How cycling impacts on the foot
Cycling requires the entire lower body to function as a harmonious unit and bring sufficient force down on the bicycle pedal to move forward. This tremendous force begins in the hip joint and thigh muscles, and passes through the ball of the foot to the pedal. As long as the bones, muscles, and joints of the lower extremity are properly aligned with each other, there is an efficient and pain-free excursion of the pedal. Deviations from this alignment may eventually cause foot, ankle, lower leg, knee, thigh or hip pain.
Potential problems and when to seek the help of a podiatrists
Every day, podiatrists treat cyclists who have sustained overuse injuries by pushing themselves beyond their limitations. Here are some of the most common cycling injuries and their causes. As with all athletic injuries, pain that is persistent indicates a need to seek treatment from a podiatrist familiar with cycling injuries.
Irritation and inflammation of the tendon that attaches to the back of the heel bone can be caused by improper pedalling, seat height, lack of a proper warm-up or over training. This condition is usually seen in more experienced riders and can be treated with ice, rest, aspirin or other anti-inflammatory medications. Chronic pain or any swelling should be professionally evaluated.
Some intrinsic knee problems like swelling, clicking or popping should be immediately evaluated by a sports medicine specialist. Cartilage irritation or deterioration, usually under the kneecap, can be caused by a biomechanical imbalance, improper saddle height or faulty foot positioning on the pedals.
Impingement of small nerve branches between the second and third or third and fourth toes can cause swelling that results in numbness, tingling, or burning, or sharp shooting pains into the toes. Wider shoes, or loosening toe straps or shoe laces can alleviate the problem. If the problem persists, try a clipless shoe system. Numbness or tingling with leg pain may represent a serious problem known as “acute compartment syndrome”, which requires immediate medical attention.
Sometimes known as the “ball bearings of the foot”, the sesamoids are two small bones found beneath the first metatarsal bones; the sesamoids can inflame or rupture under the stress of cycling. Sesamoiditis can be relieved with proper shoe selection and orthoses.
Pain to either side of the leg bone, caused by muscle or tendon inflammation. This may be related to a muscle imbalance between opposing muscle groups in the leg. It is commonly related to excessive foot pronation (collapsing arch). Proper stretching and corrective orthoses for pronation can help prevent shin splints.
Besides selecting a bicycle that meets your specific needs, proper shoes are the most important piece of cycling equipment. Cycling shoes must have a stable shank to efficiently transfer power from your feet to the pedals. The lack of shank support in sneakers allows the foot to collapse through the arch while pedalling, which may cause arch pain, tendon problems, or burning under the bottom of the foot. A rigid shank protects your feet from the stress of pedalling. Select a shoe that’s right for you among models designed for racing and mountain biking. For the casual rider without known foot problems, cross-
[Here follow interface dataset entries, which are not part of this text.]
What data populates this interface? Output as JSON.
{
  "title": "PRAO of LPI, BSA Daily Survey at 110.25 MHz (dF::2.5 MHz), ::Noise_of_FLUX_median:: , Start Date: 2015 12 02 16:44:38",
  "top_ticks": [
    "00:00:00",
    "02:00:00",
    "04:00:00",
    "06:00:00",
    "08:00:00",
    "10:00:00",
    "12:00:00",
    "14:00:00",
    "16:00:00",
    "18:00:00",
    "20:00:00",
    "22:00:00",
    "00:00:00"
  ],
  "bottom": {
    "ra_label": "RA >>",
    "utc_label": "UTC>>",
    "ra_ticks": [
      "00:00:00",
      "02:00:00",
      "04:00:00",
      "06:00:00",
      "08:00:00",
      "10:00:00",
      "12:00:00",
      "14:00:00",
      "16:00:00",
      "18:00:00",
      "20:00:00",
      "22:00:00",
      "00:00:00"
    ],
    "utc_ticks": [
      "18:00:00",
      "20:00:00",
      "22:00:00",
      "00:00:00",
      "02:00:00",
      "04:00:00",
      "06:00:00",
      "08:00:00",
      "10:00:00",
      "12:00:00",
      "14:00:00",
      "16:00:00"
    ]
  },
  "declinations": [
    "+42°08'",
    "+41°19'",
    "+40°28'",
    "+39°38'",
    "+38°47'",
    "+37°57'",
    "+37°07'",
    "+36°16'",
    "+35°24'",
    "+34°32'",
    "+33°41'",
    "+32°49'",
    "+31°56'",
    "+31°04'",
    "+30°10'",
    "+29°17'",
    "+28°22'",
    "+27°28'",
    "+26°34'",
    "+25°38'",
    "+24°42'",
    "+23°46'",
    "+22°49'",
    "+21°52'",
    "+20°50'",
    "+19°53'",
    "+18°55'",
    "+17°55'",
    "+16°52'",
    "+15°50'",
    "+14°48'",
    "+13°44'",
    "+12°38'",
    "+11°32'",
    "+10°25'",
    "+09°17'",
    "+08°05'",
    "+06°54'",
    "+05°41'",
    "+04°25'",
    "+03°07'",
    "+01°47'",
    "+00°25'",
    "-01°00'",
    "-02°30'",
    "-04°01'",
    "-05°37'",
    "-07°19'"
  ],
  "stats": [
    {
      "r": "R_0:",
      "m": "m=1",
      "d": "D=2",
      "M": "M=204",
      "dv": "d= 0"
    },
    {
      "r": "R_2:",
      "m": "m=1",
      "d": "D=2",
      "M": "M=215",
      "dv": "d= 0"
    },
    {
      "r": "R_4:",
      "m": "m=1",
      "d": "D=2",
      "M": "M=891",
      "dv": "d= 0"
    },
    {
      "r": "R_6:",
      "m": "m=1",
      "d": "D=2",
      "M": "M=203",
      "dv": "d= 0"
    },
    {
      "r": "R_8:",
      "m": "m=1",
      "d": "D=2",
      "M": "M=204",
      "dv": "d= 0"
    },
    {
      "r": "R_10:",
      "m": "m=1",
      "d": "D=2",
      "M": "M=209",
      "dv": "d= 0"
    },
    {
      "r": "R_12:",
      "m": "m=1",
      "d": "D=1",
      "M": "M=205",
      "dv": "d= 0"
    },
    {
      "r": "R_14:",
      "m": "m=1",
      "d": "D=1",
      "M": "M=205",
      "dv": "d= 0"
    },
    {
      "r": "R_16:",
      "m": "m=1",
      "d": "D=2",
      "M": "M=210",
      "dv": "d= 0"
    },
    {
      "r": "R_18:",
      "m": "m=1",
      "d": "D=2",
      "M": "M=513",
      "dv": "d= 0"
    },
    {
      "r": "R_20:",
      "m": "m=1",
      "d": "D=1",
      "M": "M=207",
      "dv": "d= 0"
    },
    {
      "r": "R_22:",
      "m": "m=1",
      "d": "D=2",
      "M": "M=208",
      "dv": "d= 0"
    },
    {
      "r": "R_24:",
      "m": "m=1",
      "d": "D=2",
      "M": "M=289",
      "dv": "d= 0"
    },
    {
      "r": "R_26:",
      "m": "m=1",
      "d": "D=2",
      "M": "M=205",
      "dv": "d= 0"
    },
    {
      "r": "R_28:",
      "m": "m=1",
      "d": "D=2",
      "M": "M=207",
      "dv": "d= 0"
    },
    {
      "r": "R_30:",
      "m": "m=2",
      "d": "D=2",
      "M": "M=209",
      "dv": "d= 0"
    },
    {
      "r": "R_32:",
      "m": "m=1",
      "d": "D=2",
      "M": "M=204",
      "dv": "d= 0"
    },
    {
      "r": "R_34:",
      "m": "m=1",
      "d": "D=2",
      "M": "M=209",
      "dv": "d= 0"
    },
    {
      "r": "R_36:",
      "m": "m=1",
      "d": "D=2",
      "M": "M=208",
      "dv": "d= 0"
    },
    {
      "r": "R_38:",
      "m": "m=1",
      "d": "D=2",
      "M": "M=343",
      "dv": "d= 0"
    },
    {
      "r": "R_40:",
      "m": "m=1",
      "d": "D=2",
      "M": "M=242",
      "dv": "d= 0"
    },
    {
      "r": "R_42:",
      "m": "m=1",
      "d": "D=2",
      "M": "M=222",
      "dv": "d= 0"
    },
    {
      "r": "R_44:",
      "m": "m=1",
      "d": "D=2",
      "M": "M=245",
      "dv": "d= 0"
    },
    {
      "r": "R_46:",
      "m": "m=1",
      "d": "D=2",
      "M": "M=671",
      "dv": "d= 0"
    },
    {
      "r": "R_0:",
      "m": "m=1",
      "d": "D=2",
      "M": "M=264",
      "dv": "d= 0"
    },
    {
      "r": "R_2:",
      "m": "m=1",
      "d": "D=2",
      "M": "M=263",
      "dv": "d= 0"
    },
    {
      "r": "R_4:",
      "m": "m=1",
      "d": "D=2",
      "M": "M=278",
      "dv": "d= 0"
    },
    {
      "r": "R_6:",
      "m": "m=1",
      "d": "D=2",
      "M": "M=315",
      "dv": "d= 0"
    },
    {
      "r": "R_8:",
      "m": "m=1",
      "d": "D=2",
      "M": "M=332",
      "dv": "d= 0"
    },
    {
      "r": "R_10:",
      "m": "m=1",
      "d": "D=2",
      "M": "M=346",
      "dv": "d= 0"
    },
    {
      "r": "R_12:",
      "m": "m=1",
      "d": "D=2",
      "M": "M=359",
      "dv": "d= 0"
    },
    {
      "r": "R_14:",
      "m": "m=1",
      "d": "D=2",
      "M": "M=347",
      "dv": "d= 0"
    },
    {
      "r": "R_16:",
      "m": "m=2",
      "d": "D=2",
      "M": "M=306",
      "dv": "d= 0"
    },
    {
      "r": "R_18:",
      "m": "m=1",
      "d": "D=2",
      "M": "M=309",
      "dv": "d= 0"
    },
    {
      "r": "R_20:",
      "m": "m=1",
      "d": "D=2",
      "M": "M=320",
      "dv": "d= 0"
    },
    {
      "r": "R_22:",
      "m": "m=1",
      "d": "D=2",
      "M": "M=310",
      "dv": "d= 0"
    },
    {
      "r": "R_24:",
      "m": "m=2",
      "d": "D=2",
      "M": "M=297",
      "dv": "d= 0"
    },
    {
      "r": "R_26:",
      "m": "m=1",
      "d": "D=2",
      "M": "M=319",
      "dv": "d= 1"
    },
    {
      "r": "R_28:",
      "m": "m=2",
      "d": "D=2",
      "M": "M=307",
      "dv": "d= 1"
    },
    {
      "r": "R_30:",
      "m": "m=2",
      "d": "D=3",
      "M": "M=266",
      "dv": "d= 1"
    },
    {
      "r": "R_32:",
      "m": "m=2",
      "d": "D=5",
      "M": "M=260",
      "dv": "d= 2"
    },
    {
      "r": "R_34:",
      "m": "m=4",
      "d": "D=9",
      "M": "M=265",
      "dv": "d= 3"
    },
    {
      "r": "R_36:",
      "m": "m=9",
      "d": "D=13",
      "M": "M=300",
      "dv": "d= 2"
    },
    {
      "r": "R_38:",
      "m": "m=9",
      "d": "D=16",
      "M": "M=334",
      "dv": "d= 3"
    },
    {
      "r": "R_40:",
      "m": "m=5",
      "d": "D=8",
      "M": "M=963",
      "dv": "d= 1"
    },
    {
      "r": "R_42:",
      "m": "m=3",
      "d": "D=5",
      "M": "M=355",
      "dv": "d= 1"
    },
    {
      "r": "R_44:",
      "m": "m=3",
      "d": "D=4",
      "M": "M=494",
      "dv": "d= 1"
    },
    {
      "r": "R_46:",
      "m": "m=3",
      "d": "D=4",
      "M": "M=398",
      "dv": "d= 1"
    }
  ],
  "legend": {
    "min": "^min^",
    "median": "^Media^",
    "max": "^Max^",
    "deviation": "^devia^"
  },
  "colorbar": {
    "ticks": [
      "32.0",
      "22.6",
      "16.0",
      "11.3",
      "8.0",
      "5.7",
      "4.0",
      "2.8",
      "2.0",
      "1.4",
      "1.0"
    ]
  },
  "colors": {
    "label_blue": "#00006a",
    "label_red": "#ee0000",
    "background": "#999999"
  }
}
training shoes provide the necessary support across the arch and instep in a shoe that can be used for other purposes. They also provide the heel lift that cycling shoes give. Combination cycling-hiking shoes meet the needs of the casual rider well and have become popular recently.
- Carefully choose the shoes you will wear in cycling.
- Make sure your bike fits you properly.
- Warm up properly. Condition yourself safely in the off season.
- To stop pain before it starts, podiatrists advise stretching the major muscle groups used in cycling - the gluteals, the quadriceps, calves and hamstrings - before and after getting on the bike. Riders should start slowly and work up to normal cadence (rate of pedalling).
- Ensure the seat is at the proper height when knees are slightly flexed.